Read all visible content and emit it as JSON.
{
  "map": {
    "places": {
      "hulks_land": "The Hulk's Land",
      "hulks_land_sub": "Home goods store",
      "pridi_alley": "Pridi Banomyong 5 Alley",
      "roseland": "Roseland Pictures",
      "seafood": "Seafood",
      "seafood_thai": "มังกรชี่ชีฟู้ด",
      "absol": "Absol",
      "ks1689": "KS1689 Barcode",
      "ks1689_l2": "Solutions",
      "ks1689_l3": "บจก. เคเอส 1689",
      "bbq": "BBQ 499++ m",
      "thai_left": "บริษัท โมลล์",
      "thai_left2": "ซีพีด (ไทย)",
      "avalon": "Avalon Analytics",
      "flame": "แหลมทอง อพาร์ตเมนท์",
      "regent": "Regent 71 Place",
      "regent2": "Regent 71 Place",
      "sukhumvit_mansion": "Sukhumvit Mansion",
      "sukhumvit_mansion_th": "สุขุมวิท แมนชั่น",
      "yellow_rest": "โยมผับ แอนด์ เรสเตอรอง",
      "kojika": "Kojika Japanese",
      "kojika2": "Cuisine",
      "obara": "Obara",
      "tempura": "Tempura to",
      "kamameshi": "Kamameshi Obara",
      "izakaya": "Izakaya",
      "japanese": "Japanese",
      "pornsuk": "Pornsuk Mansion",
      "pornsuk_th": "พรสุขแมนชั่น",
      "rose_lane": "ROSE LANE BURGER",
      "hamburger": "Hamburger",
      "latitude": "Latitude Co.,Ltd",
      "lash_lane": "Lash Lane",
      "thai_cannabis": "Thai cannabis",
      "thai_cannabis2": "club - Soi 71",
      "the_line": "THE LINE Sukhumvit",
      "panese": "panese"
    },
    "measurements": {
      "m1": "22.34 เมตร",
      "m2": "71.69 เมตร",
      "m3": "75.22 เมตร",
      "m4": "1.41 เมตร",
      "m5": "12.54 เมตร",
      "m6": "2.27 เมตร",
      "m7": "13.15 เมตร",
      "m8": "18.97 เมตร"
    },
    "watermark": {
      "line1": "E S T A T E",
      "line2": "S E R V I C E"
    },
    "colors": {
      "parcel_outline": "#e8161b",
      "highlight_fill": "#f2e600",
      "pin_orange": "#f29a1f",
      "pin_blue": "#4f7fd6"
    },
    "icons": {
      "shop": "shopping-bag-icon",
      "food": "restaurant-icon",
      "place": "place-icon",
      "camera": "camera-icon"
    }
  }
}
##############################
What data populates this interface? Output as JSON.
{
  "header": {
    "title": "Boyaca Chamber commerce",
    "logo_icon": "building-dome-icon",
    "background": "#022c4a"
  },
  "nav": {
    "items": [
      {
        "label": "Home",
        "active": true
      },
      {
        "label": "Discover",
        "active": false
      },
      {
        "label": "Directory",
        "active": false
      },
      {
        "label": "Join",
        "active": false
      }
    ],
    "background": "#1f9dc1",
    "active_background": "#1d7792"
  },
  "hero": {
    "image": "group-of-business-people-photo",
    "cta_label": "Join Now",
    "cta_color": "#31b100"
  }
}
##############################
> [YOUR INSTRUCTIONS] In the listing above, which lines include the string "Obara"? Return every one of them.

> [WRITTEN RESPONSE]
      "obara": "Obara",
      "kamameshi": "Kamameshi Obara",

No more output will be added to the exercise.